Drug combo slows heart decline in muscular dystrophy
A team led by an Indian-origin scientist has found that early use of heart failure drugs slows the progressive decline in heart function before symptoms are apparent in boys and young men suffering from muscular dystrophy.
Washington: A team led by an Indian-origin scientist has found that early use of heart failure drugs slows the progressive decline in heart function before symptoms are apparent in boys and young men suffering from muscular dystrophy.
Duchenne muscular dystrophy (DMD) is a genetic disorder in which the body lacks dystrophin, a protein that helps keep muscle cells intact.
It causes muscles to rapidly degenerate and weaken.
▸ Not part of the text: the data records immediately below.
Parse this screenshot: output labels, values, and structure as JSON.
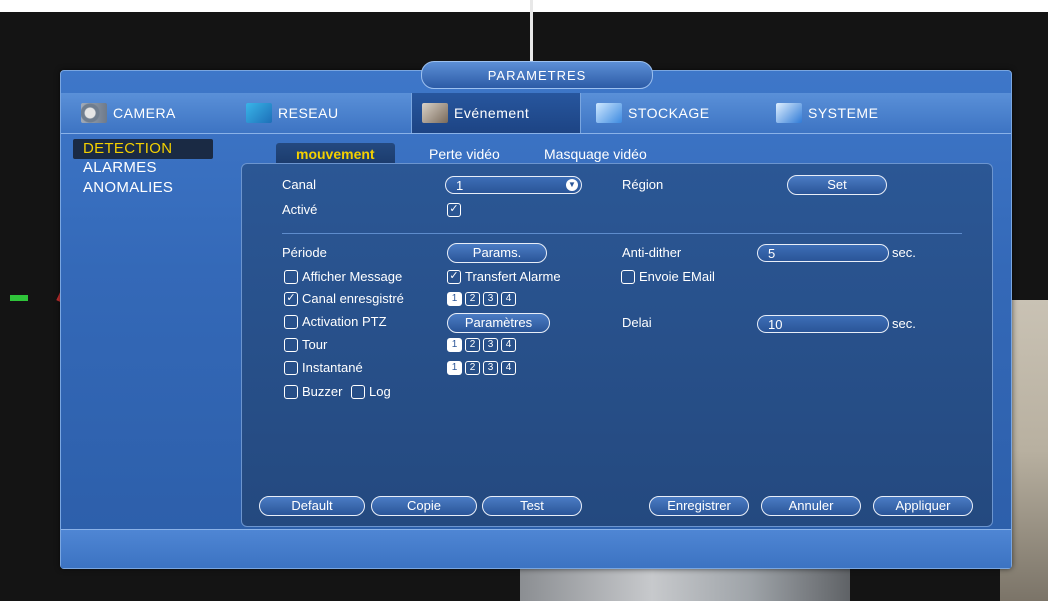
{
  "window": {
    "title": "PARAMETRES"
  },
  "tabs": [
    {
      "label": "CAMERA",
      "icon": "camera-icon"
    },
    {
      "label": "RESEAU",
      "icon": "network-icon"
    },
    {
      "label": "Evénement",
      "icon": "event-icon",
      "active": true
    },
    {
      "label": "STOCKAGE",
      "icon": "storage-icon"
    },
    {
      "label": "SYSTEME",
      "icon": "system-icon"
    }
  ],
  "sidebar": {
    "items": [
      {
        "label": "DETECTION",
        "active": true
      },
      {
        "label": "ALARMES"
      },
      {
        "label": "ANOMALIES"
      }
    ]
  },
  "subtabs": [
    {
      "label": "mouvement",
      "active": true
    },
    {
      "label": "Perte vidéo"
    },
    {
      "label": "Masquage vidéo"
    }
  ],
  "form": {
    "canal_label": "Canal",
    "canal_value": "1",
    "region_label": "Région",
    "region_button": "Set",
    "active_label": "Activé",
    "active_checked": true,
    "periode_label": "Période",
    "periode_button": "Params.",
    "antidither_label": "Anti-dither",
    "antidither_value": "5",
    "antidither_unit": "sec.",
    "afficher_message": {
      "label": "Afficher Message",
      "checked": false
    },
    "transfert_alarme": {
      "label": "Transfert Alarme",
      "checked": true
    },
    "envoie_email": {
      "label": "Envoie EMail",
      "checked": false
    },
    "canal_enregistre": {
      "label": "Canal enresgistré",
      "checked": true,
      "channels": [
        "1",
        "2",
        "3",
        "4"
      ],
      "selected": [
        "1"
      ]
    },
    "activation_ptz": {
      "label": "Activation PTZ",
      "checked": false,
      "button": "Paramètres"
    },
    "delai_label": "Delai",
    "delai_value": "10",
    "delai_unit": "sec.",
    "tour": {
      "label": "Tour",
      "checked": false,
      "channels": [
        "1",
        "2",
        "3",
        "4"
      ],
      "selected": [
        "1"
      ]
    },
    "instantane": {
      "label": "Instantané",
      "checked": false,
      "channels": [
        "1",
        "2",
        "3",
        "4"
      ],
      "selected": [
        "1"
      ]
    },
    "buzzer": {
      "label": "Buzzer",
      "checked": false
    },
    "log": {
      "label": "Log",
      "checked": false
    }
  },
  "buttons": {
    "default": "Default",
    "copie": "Copie",
    "test": "Test",
    "enregistrer": "Enregistrer",
    "annuler": "Annuler",
    "appliquer": "Appliquer"
  },
  "colors": {
    "accent_yellow": "#f4d000",
    "panel_blue": "#2b5795",
    "frame_blue": "#3e77c9"
  }
}
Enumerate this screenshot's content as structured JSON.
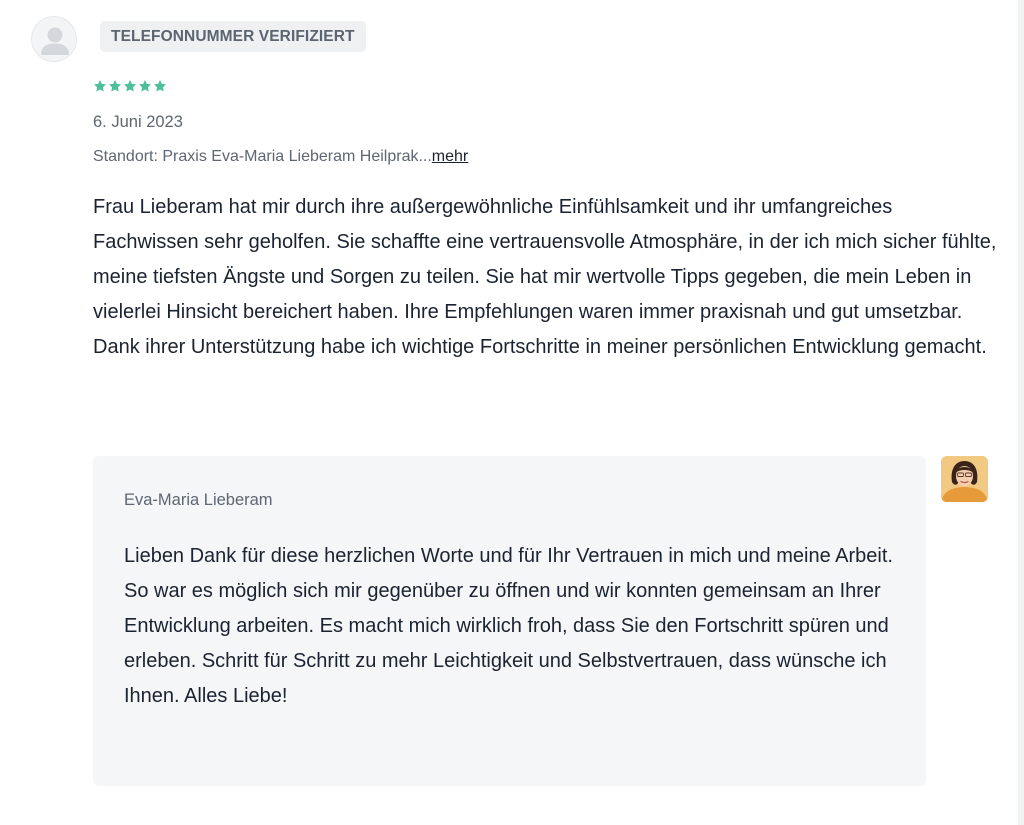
{
  "reviewer": {
    "avatar_icon": "user-placeholder-icon",
    "badge_label": "TELEFONNUMMER VERIFIZIERT"
  },
  "rating": {
    "stars": 5,
    "max_stars": 5,
    "star_color": "#4dbf99"
  },
  "review": {
    "date": "6. Juni 2023",
    "location_text": "Standort: Praxis Eva-Maria Lieberam Heilprak...",
    "more_link": "mehr",
    "body": "Frau Lieberam hat mir durch ihre außergewöhnliche Einfühlsamkeit und ihr umfangreiches Fachwissen sehr geholfen. Sie schaffte eine vertrauensvolle Atmosphäre, in der ich mich sicher fühlte, meine tiefsten Ängste und Sorgen zu teilen. Sie hat mir wertvolle Tipps gegeben, die mein Leben in vielerlei Hinsicht bereichert haben. Ihre Empfehlungen waren immer praxisnah und gut umsetzbar. Dank ihrer Unterstützung habe ich wichtige Fortschritte in meiner persönlichen Entwicklung gemacht."
  },
  "reply": {
    "author": "Eva-Maria Lieberam",
    "body": "Lieben Dank für diese herzlichen Worte und für Ihr Vertrauen in mich und meine Arbeit. So war es möglich sich mir gegenüber zu öffnen und wir konnten gemeinsam an Ihrer Entwicklung arbeiten. Es macht mich wirklich froh, dass Sie den Fortschritt spüren und erleben. Schritt für Schritt zu mehr Leichtigkeit und Selbstvertrauen, dass wünsche ich Ihnen. Alles Liebe!",
    "avatar_icon": "owner-photo-icon"
  }
}
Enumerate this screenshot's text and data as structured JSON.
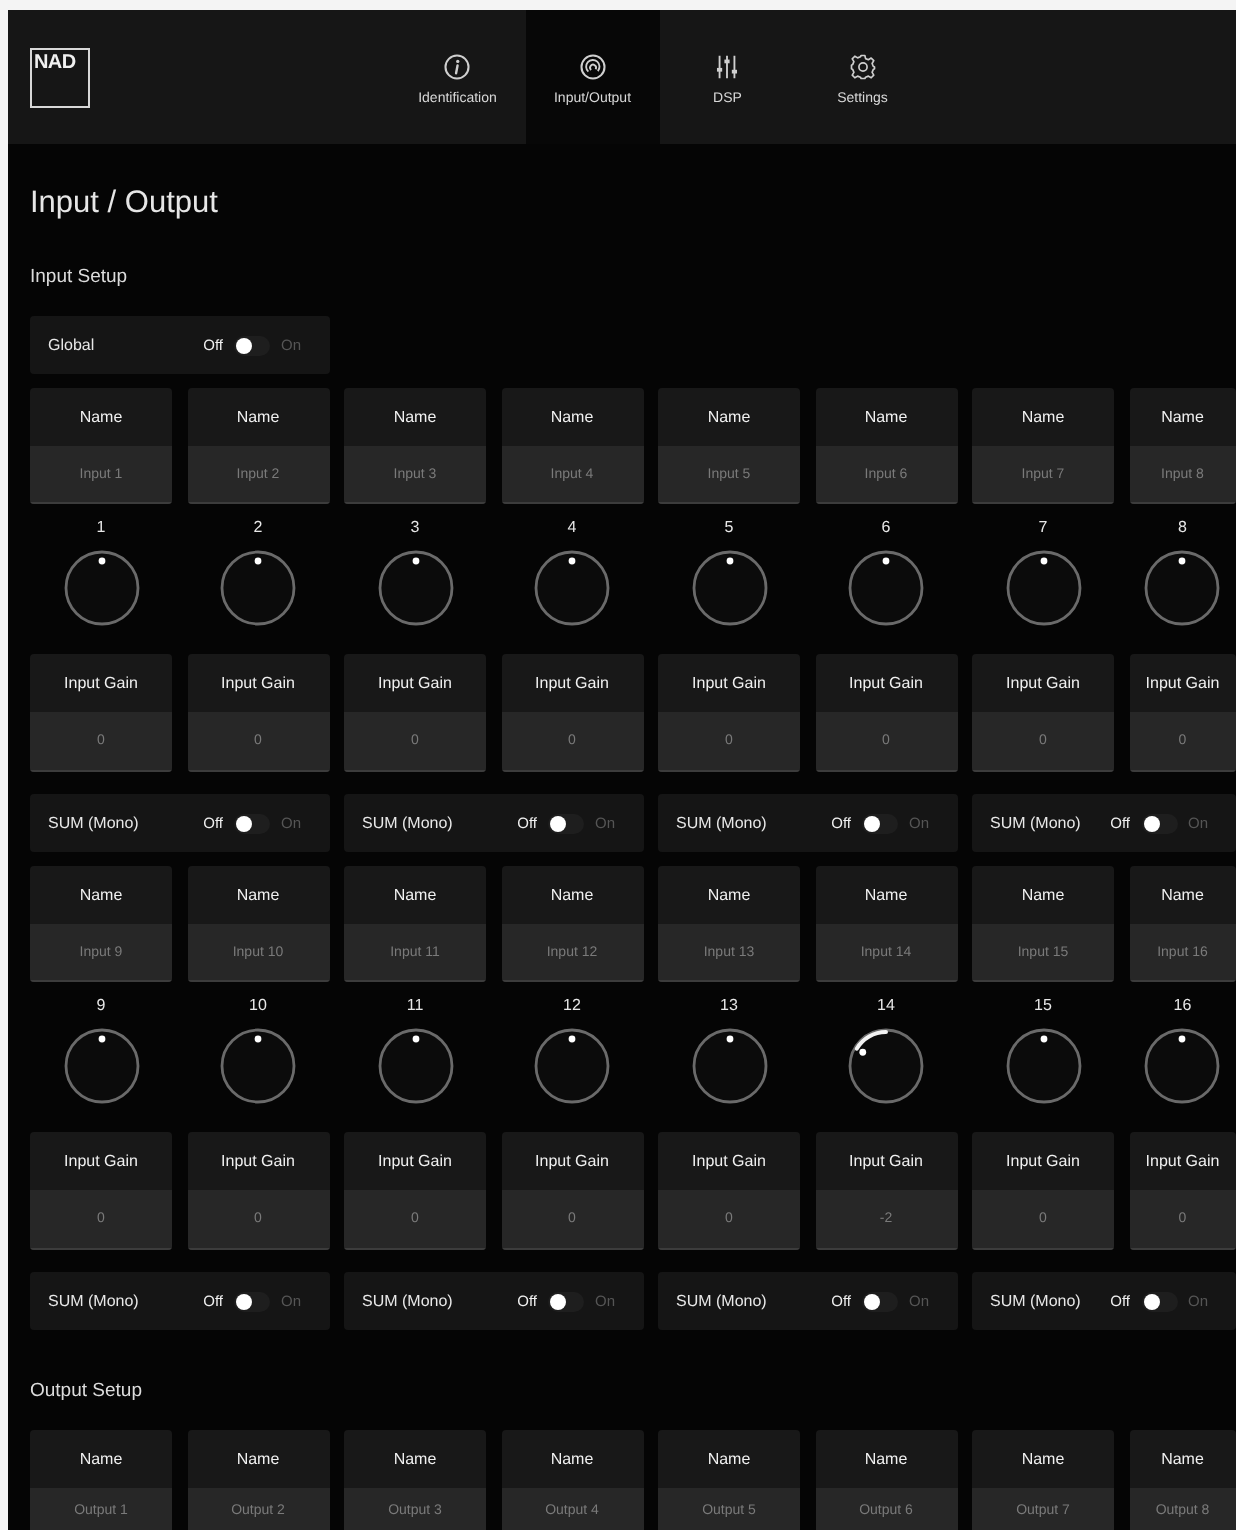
{
  "header": {
    "logo": "NAD",
    "tabs": [
      {
        "label": "Identification",
        "selected": false
      },
      {
        "label": "Input/Output",
        "selected": true
      },
      {
        "label": "DSP",
        "selected": false
      },
      {
        "label": "Settings",
        "selected": false
      }
    ]
  },
  "page": {
    "title": "Input / Output"
  },
  "input_setup": {
    "heading": "Input Setup",
    "global": {
      "label": "Global",
      "off_label": "Off",
      "on_label": "On",
      "on": false
    },
    "blocks": [
      {
        "channels": [
          {
            "name_label": "Name",
            "name_value": "Input 1",
            "number": "1",
            "level": 0.5,
            "gain_label": "Input Gain",
            "gain_value": "0"
          },
          {
            "name_label": "Name",
            "name_value": "Input 2",
            "number": "2",
            "level": 0.5,
            "gain_label": "Input Gain",
            "gain_value": "0"
          },
          {
            "name_label": "Name",
            "name_value": "Input 3",
            "number": "3",
            "level": 0.5,
            "gain_label": "Input Gain",
            "gain_value": "0"
          },
          {
            "name_label": "Name",
            "name_value": "Input 4",
            "number": "4",
            "level": 0.5,
            "gain_label": "Input Gain",
            "gain_value": "0"
          },
          {
            "name_label": "Name",
            "name_value": "Input 5",
            "number": "5",
            "level": 0.5,
            "gain_label": "Input Gain",
            "gain_value": "0"
          },
          {
            "name_label": "Name",
            "name_value": "Input 6",
            "number": "6",
            "level": 0.5,
            "gain_label": "Input Gain",
            "gain_value": "0"
          },
          {
            "name_label": "Name",
            "name_value": "Input 7",
            "number": "7",
            "level": 0.5,
            "gain_label": "Input Gain",
            "gain_value": "0"
          },
          {
            "name_label": "Name",
            "name_value": "Input 8",
            "number": "8",
            "level": 0.5,
            "gain_label": "Input Gain",
            "gain_value": "0"
          }
        ],
        "sums": [
          {
            "label": "SUM (Mono)",
            "off_label": "Off",
            "on_label": "On",
            "on": false
          },
          {
            "label": "SUM (Mono)",
            "off_label": "Off",
            "on_label": "On",
            "on": false
          },
          {
            "label": "SUM (Mono)",
            "off_label": "Off",
            "on_label": "On",
            "on": false
          },
          {
            "label": "SUM (Mono)",
            "off_label": "Off",
            "on_label": "On",
            "on": false
          }
        ]
      },
      {
        "channels": [
          {
            "name_label": "Name",
            "name_value": "Input 9",
            "number": "9",
            "level": 0.5,
            "gain_label": "Input Gain",
            "gain_value": "0"
          },
          {
            "name_label": "Name",
            "name_value": "Input 10",
            "number": "10",
            "level": 0.5,
            "gain_label": "Input Gain",
            "gain_value": "0"
          },
          {
            "name_label": "Name",
            "name_value": "Input 11",
            "number": "11",
            "level": 0.5,
            "gain_label": "Input Gain",
            "gain_value": "0"
          },
          {
            "name_label": "Name",
            "name_value": "Input 12",
            "number": "12",
            "level": 0.5,
            "gain_label": "Input Gain",
            "gain_value": "0"
          },
          {
            "name_label": "Name",
            "name_value": "Input 13",
            "number": "13",
            "level": 0.5,
            "gain_label": "Input Gain",
            "gain_value": "0"
          },
          {
            "name_label": "Name",
            "name_value": "Input 14",
            "number": "14",
            "level": 0.28,
            "gain_label": "Input Gain",
            "gain_value": "-2"
          },
          {
            "name_label": "Name",
            "name_value": "Input 15",
            "number": "15",
            "level": 0.5,
            "gain_label": "Input Gain",
            "gain_value": "0"
          },
          {
            "name_label": "Name",
            "name_value": "Input 16",
            "number": "16",
            "level": 0.5,
            "gain_label": "Input Gain",
            "gain_value": "0"
          }
        ],
        "sums": [
          {
            "label": "SUM (Mono)",
            "off_label": "Off",
            "on_label": "On",
            "on": false
          },
          {
            "label": "SUM (Mono)",
            "off_label": "Off",
            "on_label": "On",
            "on": false
          },
          {
            "label": "SUM (Mono)",
            "off_label": "Off",
            "on_label": "On",
            "on": false
          },
          {
            "label": "SUM (Mono)",
            "off_label": "Off",
            "on_label": "On",
            "on": false
          }
        ]
      }
    ]
  },
  "output_setup": {
    "heading": "Output Setup",
    "channels": [
      {
        "name_label": "Name",
        "name_value": "Output 1"
      },
      {
        "name_label": "Name",
        "name_value": "Output 2"
      },
      {
        "name_label": "Name",
        "name_value": "Output 3"
      },
      {
        "name_label": "Name",
        "name_value": "Output 4"
      },
      {
        "name_label": "Name",
        "name_value": "Output 5"
      },
      {
        "name_label": "Name",
        "name_value": "Output 6"
      },
      {
        "name_label": "Name",
        "name_value": "Output 7"
      },
      {
        "name_label": "Name",
        "name_value": "Output 8"
      }
    ]
  }
}
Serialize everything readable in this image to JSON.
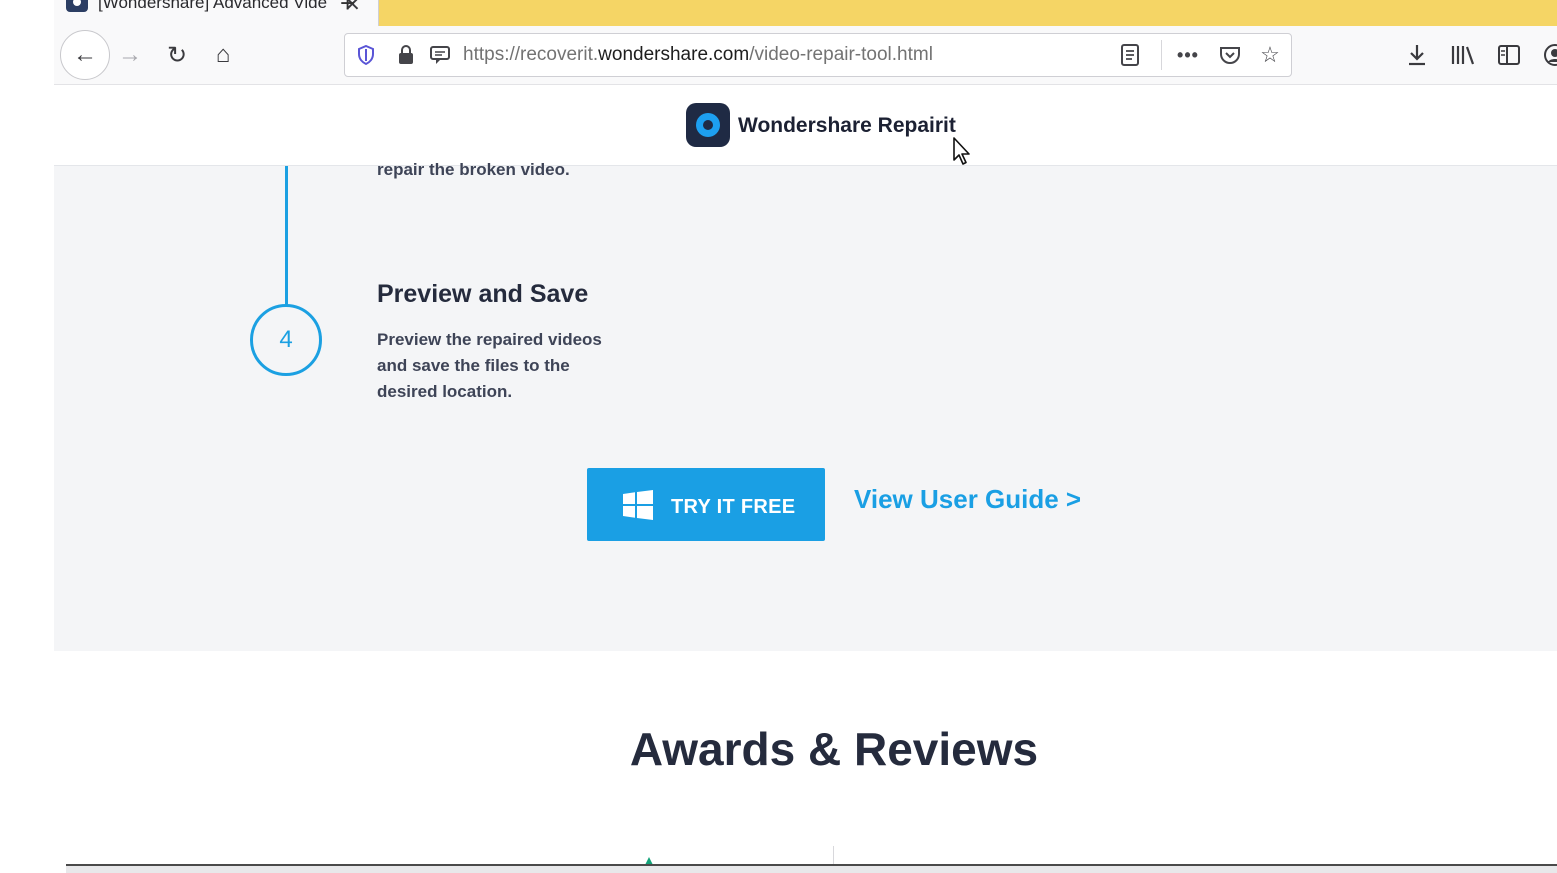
{
  "browser": {
    "tab": {
      "title": "[Wondershare] Advanced Vide",
      "close_glyph": "✕"
    },
    "new_tab_glyph": "+",
    "url": {
      "prefix": "https://recoverit.",
      "domain": "wondershare.com",
      "path": "/video-repair-tool.html"
    },
    "icons": {
      "back": "←",
      "forward": "→",
      "reload": "↻",
      "home": "⌂",
      "shield": "⛉",
      "lock": "🔒",
      "permissions": "▭",
      "reader": "▤",
      "more": "•••",
      "pocket": "♡",
      "star": "☆",
      "downloads": "⤓",
      "library": "|||\\",
      "sidebar": "◫",
      "account": "◉"
    }
  },
  "site": {
    "brand": "Wondershare Repairit"
  },
  "steps": {
    "previous_desc": "repair the broken video.",
    "current": {
      "number": "4",
      "title": "Preview and Save",
      "description": "Preview the repaired videos and save the files to the desired location."
    },
    "accent_color": "#1ba0e2"
  },
  "cta": {
    "try_free_label": "TRY IT FREE",
    "user_guide_label": "View User Guide >"
  },
  "awards": {
    "title": "Awards & Reviews"
  }
}
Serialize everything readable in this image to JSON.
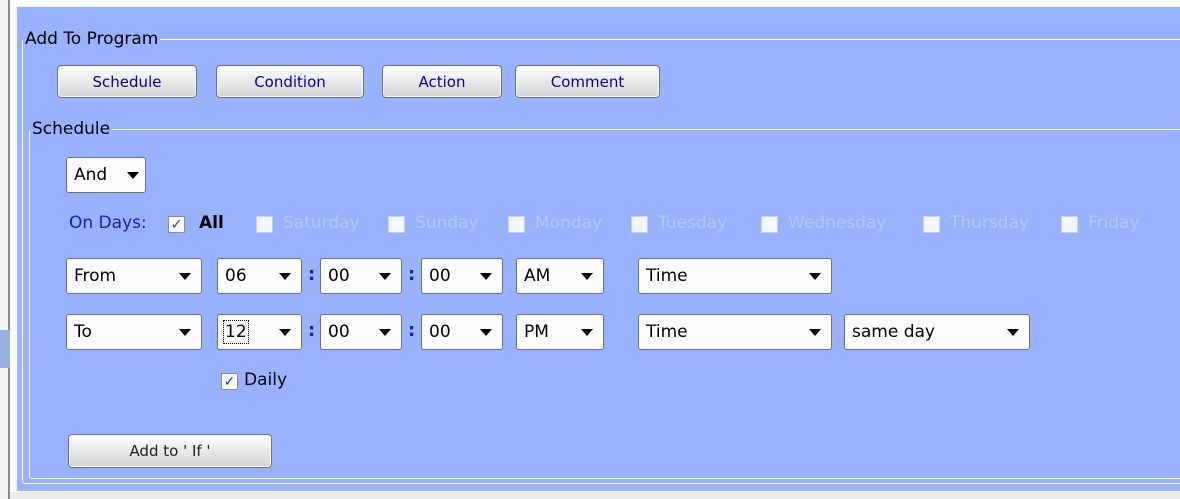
{
  "add_to_program": {
    "legend": "Add To Program",
    "buttons": {
      "schedule": "Schedule",
      "condition": "Condition",
      "action": "Action",
      "comment": "Comment"
    }
  },
  "schedule": {
    "legend": "Schedule",
    "logic_operator": "And",
    "on_days": {
      "label": "On Days:",
      "all": {
        "label": "All",
        "checked": true
      },
      "days": [
        {
          "label": "Saturday",
          "checked": false
        },
        {
          "label": "Sunday",
          "checked": false
        },
        {
          "label": "Monday",
          "checked": false
        },
        {
          "label": "Tuesday",
          "checked": false
        },
        {
          "label": "Wednesday",
          "checked": false
        },
        {
          "label": "Thursday",
          "checked": false
        },
        {
          "label": "Friday",
          "checked": false
        }
      ]
    },
    "from_row": {
      "mode": "From",
      "hour": "06",
      "minute": "00",
      "second": "00",
      "ampm": "AM",
      "type": "Time"
    },
    "to_row": {
      "mode": "To",
      "hour": "12",
      "minute": "00",
      "second": "00",
      "ampm": "PM",
      "type": "Time",
      "day_relation": "same day"
    },
    "time_separator": ":",
    "daily": {
      "label": "Daily",
      "checked": true
    },
    "add_button": "Add to ' If '"
  },
  "colors": {
    "panel_background": "#98b2ff",
    "label_blue": "#1a1ab0",
    "button_text": "#0000a8",
    "disabled_text": "#b8c8f8"
  }
}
DMD predominantly affects males.
A majority of patients develop heart or respiratory failure, surviving into their 20s or early 30s.
Subha Raman, a cardiologist and professor at the Ohio State University's Wexner Medical Center, led a team in a clinical trial that tested the combination of eplerenone and either an ACE inhibitor or an angiotensin receptor blocker (ARB) to decrease the progression of heart muscle disease - a leading cause of death in boys and young men with DMD.
“We believe this research offers evidence that supports the early use of these readily available medications,” said Raman.
Raman and her team based this trial on their earlier lab findings that showed this combination of medicines reduced muscle damage and preserved function in an animal model of DMD.
In this trial, researchers enrolled 42 boys with DMD who also showed evidence of early heart muscle damage by cardiac magnetic resonance imaging.
In the double-blind study, the boys were randomized to receive one pill of either 25 mg of eplerenone or placebo daily for one year.
All subjects received background therapy with either an ACE inhibitor or ARB as prescribed by their physician.
Raman noted that the results indicated at least six months of therapy was needed to realise benefit.
“Slowing the progression of heart disease should translate into improved quality of life for affected individuals and their families,” Raman noted.
The study was published in the journal The Lancet Neurology.